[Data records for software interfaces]
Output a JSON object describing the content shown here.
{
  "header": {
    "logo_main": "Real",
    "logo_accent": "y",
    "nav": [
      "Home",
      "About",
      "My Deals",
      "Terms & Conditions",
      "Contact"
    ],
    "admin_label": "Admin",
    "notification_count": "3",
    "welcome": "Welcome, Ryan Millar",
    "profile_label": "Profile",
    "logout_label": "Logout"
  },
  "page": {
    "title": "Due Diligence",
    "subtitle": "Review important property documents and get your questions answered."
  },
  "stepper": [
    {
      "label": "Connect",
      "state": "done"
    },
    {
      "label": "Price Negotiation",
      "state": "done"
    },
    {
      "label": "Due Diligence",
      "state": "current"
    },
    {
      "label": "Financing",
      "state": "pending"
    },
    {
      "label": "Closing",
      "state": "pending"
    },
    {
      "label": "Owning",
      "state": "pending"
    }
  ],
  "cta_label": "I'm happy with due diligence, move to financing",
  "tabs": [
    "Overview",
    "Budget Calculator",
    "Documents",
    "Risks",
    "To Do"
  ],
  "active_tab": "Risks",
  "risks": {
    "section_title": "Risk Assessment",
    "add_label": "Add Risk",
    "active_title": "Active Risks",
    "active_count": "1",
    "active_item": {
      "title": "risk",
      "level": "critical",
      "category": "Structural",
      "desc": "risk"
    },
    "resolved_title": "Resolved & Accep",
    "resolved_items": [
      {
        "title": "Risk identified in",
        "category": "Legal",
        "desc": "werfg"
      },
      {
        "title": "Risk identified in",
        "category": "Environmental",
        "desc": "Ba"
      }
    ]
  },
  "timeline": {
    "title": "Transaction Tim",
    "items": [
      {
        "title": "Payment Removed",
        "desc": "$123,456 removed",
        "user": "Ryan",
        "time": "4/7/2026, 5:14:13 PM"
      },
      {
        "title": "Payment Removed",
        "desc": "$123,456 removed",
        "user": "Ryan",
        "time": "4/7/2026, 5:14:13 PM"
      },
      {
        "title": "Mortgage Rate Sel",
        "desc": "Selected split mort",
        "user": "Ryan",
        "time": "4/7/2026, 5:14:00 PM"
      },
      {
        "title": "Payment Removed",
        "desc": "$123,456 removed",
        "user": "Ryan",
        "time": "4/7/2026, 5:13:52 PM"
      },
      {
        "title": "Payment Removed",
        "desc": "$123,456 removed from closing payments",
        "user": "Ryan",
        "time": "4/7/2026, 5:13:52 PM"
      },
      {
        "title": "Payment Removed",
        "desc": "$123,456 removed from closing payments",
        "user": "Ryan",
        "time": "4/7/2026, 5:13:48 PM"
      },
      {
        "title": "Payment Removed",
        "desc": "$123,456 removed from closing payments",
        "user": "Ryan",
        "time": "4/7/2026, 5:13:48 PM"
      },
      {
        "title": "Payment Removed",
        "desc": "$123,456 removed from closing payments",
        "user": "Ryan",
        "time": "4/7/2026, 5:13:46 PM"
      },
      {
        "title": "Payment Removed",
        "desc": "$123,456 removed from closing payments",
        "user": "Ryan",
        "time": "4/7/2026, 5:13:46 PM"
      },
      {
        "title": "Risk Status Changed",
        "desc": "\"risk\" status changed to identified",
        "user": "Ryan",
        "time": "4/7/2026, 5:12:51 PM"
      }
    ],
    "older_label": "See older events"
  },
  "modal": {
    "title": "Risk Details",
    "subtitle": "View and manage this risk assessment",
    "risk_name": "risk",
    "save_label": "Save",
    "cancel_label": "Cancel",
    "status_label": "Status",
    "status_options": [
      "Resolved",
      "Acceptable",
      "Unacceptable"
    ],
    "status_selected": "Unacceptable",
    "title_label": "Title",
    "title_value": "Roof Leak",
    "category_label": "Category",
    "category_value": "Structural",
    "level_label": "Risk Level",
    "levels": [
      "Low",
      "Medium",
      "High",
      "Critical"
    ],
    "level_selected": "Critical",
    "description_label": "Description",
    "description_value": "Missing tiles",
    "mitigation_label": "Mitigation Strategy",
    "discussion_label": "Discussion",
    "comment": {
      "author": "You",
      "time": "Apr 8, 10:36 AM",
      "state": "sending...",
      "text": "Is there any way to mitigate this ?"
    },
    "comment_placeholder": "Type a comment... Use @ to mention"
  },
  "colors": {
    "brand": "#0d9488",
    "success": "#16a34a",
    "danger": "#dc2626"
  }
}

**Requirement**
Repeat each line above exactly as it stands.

**Solution**
Output a JSON object describing the content shown here.
{
  "header": {
    "logo_main": "Real",
    "logo_accent": "y",
    "nav": [
      "Home",
      "About",
      "My Deals",
      "Terms & Conditions",
      "Contact"
    ],
    "admin_label": "Admin",
    "notification_count": "3",
    "welcome": "Welcome, Ryan Millar",
    "profile_label": "Profile",
    "logout_label": "Logout"
  },
  "page": {
    "title": "Due Diligence",
    "subtitle": "Review important property documents and get your questions answered."
  },
  "stepper": [
    {
      "label": "Connect",
      "state": "done"
    },
    {
      "label": "Price Negotiation",
      "state": "done"
    },
    {
      "label": "Due Diligence",
      "state": "current"
    },
    {
      "label": "Financing",
      "state": "pending"
    },
    {
      "label": "Closing",
      "state": "pending"
    },
    {
      "label": "Owning",
      "state": "pending"
    }
  ],
  "cta_label": "I'm happy with due diligence, move to financing",
  "tabs": [
    "Overview",
    "Budget Calculator",
    "Documents",
    "Risks",
    "To Do"
  ],
  "active_tab": "Risks",
  "risks": {
    "section_title": "Risk Assessment",
    "add_label": "Add Risk",
    "active_title": "Active Risks",
    "active_count": "1",
    "active_item": {
      "title": "risk",
      "level": "critical",
      "category": "Structural",
      "desc": "risk"
    },
    "resolved_title": "Resolved & Accep",
    "resolved_items": [
      {
        "title": "Risk identified in",
        "category": "Legal",
        "desc": "werfg"
      },
      {
        "title": "Risk identified in",
        "category": "Environmental",
        "desc": "Ba"
      }
    ]
  },
  "timeline": {
    "title": "Transaction Tim",
    "items": [
      {
        "title": "Payment Removed",
        "desc": "$123,456 removed",
        "user": "Ryan",
        "time": "4/7/2026, 5:14:13 PM"
      },
      {
        "title": "Payment Removed",
        "desc": "$123,456 removed",
        "user": "Ryan",
        "time": "4/7/2026, 5:14:13 PM"
      },
      {
        "title": "Mortgage Rate Sel",
        "desc": "Selected split mort",
        "user": "Ryan",
        "time": "4/7/2026, 5:14:00 PM"
      },
      {
        "title": "Payment Removed",
        "desc": "$123,456 removed",
        "user": "Ryan",
        "time": "4/7/2026, 5:13:52 PM"
      },
      {
        "title": "Payment Removed",
        "desc": "$123,456 removed from closing payments",
        "user": "Ryan",
        "time": "4/7/2026, 5:13:52 PM"
      },
      {
        "title": "Payment Removed",
        "desc": "$123,456 removed from closing payments",
        "user": "Ryan",
        "time": "4/7/2026, 5:13:48 PM"
      },
      {
        "title": "Payment Removed",
        "desc": "$123,456 removed from closing payments",
        "user": "Ryan",
        "time": "4/7/2026, 5:13:48 PM"
      },
      {
        "title": "Payment Removed",
        "desc": "$123,456 removed from closing payments",
        "user": "Ryan",
        "time": "4/7/2026, 5:13:46 PM"
      },
      {
        "title": "Payment Removed",
        "desc": "$123,456 removed from closing payments",
        "user": "Ryan",
        "time": "4/7/2026, 5:13:46 PM"
      },
      {
        "title": "Risk Status Changed",
        "desc": "\"risk\" status changed to identified",
        "user": "Ryan",
        "time": "4/7/2026, 5:12:51 PM"
      }
    ],
    "older_label": "See older events"
  },
  "modal": {
    "title": "Risk Details",
    "subtitle": "View and manage this risk assessment",
    "risk_name": "risk",
    "save_label": "Save",
    "cancel_label": "Cancel",
    "status_label": "Status",
    "status_options": [
      "Resolved",
      "Acceptable",
      "Unacceptable"
    ],
    "status_selected": "Unacceptable",
    "title_label": "Title",
    "title_value": "Roof Leak",
    "category_label": "Category",
    "category_value": "Structural",
    "level_label": "Risk Level",
    "levels": [
      "Low",
      "Medium",
      "High",
      "Critical"
    ],
    "level_selected": "Critical",
    "description_label": "Description",
    "description_value": "Missing tiles",
    "mitigation_label": "Mitigation Strategy",
    "discussion_label": "Discussion",
    "comment": {
      "author": "You",
      "time": "Apr 8, 10:36 AM",
      "state": "sending...",
      "text": "Is there any way to mitigate this ?"
    },
    "comment_placeholder": "Type a comment... Use @ to mention"
  },
  "colors": {
    "brand": "#0d9488",
    "success": "#16a34a",
    "danger": "#dc2626"
  }
}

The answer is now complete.